Food & Drink

Lake Highlands goes foreign

For immigrants, it helps to have an already settled relative to show you the ropes, secure you a job, and point out that, when your flabby, 92lb frame becomes too corpulent for gymnastics, there's always synchronized gymnastics.
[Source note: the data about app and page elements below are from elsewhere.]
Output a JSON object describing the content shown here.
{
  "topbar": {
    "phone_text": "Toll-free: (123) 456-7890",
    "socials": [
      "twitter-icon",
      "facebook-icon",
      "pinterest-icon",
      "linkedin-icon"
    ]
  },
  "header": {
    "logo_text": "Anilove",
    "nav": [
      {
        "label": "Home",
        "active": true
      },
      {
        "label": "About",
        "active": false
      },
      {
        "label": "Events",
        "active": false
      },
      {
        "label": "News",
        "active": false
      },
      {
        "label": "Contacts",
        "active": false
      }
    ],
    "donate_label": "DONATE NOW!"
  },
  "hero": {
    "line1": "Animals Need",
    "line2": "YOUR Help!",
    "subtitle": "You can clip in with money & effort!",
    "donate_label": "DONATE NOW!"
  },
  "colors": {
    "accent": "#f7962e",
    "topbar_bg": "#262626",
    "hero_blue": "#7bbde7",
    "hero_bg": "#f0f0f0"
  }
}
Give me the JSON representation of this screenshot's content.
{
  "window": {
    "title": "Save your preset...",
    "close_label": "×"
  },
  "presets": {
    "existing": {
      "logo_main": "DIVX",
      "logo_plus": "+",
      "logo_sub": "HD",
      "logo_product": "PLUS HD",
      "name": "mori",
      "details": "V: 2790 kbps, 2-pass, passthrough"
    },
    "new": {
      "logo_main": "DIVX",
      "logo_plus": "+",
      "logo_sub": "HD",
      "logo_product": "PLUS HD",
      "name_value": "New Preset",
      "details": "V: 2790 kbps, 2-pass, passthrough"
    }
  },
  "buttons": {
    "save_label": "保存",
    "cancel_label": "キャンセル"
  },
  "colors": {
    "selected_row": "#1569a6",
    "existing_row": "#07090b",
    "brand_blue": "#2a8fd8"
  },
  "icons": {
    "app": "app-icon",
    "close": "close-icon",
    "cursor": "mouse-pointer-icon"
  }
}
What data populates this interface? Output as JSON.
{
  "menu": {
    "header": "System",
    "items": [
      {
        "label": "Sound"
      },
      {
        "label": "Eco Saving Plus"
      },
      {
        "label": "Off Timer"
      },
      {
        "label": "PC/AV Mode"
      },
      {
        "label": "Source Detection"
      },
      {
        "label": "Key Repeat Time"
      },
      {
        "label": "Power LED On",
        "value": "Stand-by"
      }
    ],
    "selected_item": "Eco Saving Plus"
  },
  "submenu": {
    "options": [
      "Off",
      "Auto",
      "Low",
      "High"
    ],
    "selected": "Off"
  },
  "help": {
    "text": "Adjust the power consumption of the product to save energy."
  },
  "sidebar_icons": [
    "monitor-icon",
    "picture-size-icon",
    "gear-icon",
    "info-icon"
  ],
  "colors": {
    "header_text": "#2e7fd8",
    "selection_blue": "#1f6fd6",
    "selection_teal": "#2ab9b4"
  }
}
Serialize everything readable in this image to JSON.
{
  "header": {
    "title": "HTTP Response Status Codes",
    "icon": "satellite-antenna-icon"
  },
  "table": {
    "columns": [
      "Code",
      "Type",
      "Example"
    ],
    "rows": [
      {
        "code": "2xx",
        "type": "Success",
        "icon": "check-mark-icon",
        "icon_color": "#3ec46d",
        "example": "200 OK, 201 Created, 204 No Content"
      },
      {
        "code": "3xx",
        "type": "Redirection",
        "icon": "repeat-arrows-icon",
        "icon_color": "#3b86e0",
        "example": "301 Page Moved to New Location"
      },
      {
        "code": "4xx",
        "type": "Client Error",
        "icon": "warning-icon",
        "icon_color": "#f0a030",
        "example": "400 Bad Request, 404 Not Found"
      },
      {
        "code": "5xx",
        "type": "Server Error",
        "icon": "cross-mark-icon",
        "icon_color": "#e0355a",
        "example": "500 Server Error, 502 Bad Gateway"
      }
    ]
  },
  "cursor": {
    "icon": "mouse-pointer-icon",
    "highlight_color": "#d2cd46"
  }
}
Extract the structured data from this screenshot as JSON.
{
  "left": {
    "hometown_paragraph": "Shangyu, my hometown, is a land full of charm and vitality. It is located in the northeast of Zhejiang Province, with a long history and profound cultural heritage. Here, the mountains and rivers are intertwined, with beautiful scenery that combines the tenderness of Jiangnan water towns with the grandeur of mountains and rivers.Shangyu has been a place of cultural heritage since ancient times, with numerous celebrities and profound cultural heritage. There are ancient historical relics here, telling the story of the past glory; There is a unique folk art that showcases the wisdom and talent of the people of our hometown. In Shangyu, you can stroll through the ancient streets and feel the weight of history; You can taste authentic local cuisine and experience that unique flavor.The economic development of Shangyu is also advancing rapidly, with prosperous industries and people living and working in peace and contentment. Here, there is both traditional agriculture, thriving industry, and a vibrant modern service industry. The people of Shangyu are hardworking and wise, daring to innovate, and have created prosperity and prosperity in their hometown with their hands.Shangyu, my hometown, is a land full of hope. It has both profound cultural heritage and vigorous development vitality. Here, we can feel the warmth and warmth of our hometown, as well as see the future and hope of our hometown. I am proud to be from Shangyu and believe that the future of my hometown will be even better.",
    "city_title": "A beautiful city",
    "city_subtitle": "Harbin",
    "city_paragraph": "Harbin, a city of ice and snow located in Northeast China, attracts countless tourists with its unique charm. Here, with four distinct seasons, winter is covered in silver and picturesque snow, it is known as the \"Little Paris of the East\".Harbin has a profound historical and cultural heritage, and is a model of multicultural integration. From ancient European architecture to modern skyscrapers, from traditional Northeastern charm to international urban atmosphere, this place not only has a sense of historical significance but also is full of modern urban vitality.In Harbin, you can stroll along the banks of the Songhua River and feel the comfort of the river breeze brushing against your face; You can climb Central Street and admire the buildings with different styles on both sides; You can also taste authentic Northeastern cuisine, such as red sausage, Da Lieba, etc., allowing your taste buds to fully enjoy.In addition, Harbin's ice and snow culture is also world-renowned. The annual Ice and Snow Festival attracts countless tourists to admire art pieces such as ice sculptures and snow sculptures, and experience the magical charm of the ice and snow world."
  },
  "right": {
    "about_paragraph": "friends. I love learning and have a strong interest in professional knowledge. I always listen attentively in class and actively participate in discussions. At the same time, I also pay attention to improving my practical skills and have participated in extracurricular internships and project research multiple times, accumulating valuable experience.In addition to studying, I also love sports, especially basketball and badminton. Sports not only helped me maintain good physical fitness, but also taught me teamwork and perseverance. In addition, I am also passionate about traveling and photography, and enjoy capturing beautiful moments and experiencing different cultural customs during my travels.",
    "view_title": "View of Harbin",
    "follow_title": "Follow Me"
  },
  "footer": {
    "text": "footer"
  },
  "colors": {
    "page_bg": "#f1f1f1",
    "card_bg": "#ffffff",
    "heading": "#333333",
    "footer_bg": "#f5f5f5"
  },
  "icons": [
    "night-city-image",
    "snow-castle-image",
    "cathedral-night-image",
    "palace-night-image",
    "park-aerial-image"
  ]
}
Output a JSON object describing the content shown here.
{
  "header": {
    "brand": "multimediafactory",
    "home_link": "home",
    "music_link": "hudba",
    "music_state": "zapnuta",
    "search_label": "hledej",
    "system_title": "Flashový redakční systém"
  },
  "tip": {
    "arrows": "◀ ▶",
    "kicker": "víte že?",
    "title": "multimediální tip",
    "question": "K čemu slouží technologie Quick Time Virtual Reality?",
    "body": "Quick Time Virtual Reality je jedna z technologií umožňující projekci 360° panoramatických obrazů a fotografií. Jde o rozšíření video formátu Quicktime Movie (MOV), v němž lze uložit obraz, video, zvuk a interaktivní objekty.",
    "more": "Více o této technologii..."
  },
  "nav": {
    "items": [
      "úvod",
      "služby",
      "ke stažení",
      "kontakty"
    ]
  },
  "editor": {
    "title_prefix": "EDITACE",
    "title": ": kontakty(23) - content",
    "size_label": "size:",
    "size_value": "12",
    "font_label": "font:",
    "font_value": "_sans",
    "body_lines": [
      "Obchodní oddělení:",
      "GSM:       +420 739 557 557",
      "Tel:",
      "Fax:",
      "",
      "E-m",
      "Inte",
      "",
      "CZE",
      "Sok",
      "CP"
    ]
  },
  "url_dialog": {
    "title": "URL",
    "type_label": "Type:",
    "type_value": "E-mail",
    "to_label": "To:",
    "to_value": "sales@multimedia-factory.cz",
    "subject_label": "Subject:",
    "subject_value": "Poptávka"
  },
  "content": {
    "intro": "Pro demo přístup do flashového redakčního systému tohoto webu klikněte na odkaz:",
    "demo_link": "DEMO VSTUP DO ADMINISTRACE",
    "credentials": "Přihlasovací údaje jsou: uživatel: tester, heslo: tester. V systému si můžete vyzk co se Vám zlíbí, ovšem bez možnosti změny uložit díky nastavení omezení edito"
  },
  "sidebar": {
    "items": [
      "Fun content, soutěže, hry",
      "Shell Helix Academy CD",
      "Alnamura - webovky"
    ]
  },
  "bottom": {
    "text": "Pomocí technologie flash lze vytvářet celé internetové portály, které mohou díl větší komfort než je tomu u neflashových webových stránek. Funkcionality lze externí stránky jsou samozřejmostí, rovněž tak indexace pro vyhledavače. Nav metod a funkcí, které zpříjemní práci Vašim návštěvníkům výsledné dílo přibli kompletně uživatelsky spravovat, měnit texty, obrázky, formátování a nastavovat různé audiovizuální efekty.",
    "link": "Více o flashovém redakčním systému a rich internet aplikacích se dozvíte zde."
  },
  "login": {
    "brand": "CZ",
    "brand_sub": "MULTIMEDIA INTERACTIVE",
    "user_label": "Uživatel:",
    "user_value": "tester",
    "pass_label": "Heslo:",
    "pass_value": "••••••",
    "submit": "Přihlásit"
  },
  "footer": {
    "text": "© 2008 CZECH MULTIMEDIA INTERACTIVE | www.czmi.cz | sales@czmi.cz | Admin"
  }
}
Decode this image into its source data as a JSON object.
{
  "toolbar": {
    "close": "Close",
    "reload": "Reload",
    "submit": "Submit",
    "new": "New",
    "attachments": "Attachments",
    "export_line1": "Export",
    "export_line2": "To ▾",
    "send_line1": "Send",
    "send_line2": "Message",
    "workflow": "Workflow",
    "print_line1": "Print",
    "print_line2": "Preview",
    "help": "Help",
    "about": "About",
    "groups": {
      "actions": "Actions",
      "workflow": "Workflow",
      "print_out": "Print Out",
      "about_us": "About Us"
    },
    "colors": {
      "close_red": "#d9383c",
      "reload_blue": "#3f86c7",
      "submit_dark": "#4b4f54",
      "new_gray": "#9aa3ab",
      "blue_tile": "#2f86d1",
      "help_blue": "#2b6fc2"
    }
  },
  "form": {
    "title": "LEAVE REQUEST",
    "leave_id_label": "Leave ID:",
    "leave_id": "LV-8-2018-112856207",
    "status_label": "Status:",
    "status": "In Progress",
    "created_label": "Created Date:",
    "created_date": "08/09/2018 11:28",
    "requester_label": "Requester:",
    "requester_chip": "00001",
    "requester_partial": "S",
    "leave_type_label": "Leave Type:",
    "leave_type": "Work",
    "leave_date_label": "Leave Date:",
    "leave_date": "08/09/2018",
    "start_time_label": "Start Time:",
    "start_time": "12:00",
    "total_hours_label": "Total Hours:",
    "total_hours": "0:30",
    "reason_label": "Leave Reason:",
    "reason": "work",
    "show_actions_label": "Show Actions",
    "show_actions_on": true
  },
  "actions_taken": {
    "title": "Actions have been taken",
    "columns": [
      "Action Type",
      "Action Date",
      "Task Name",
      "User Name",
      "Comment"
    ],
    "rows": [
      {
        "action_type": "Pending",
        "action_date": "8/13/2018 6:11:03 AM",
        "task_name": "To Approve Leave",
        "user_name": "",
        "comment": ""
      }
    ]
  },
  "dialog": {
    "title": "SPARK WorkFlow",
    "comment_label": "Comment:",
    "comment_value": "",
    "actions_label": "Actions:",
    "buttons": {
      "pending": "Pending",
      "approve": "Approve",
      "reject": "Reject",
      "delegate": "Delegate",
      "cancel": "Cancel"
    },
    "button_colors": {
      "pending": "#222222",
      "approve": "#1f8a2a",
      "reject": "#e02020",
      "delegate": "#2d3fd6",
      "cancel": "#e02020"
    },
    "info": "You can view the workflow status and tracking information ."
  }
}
Buoyed by family to buoy your belly, the guy behind Zato Thai Cuisine and Sushi Bar

Out in Lake Highlands, Zato is presided over by a Bangkok native who immigrated to earn an MBA at the U. of Dallas, then, after learning sushi-making at two Tarrant County restos, was convinced by his aunt (who runs Addison's Jasmine Uniquely Chinese) to open this tiny, subdued sleeve, which sports just 12 tables and a raw bar so short, it'll freak out on you if you don't call it "horizontally challenged". Thai/southern Chinese dishes include apps like crab-coated Shrimp in a Blanket and Sweet Corn Patties, soups (coconut milk Tom Kha Gai, spicy seafood Po Tak), fried rice (Thai Herbal Chicken/Curry/Basil/Pineapple...), noodles (from Pad Thai to spinach-based Yen Ta Foh w/ tofu/shrimp tempura/fish/shrimp balls), and entrees like the fried chicken/beef/spinach/carrot/cabbage Rama Long Song (the chicken-only version's called the "Free Bird"). Sushi rolls trend towards the spicy, and run from the Crunchy Rainbow (shrimp tempura/crab topped w/ tuna, salmon, ebi & avocado), to the Godzilla (Cali roll w/ white fish baked in spicy mayo), to the Zato Tower (sauced, forkable layers of rice, crab, avocado, spicy tuna & fish eggs), to the crab & cream cheese Tear in Heaven, whose jalapenos and wasabi caviar will cause you to make a babyface

Zato's BYOB for now, but're planning to bring in beer, wine and sake -- sure to provide comfort, because when cream-cheese-mayo sushi's made you too fat for synchronized gymnastics, there's always alcohol.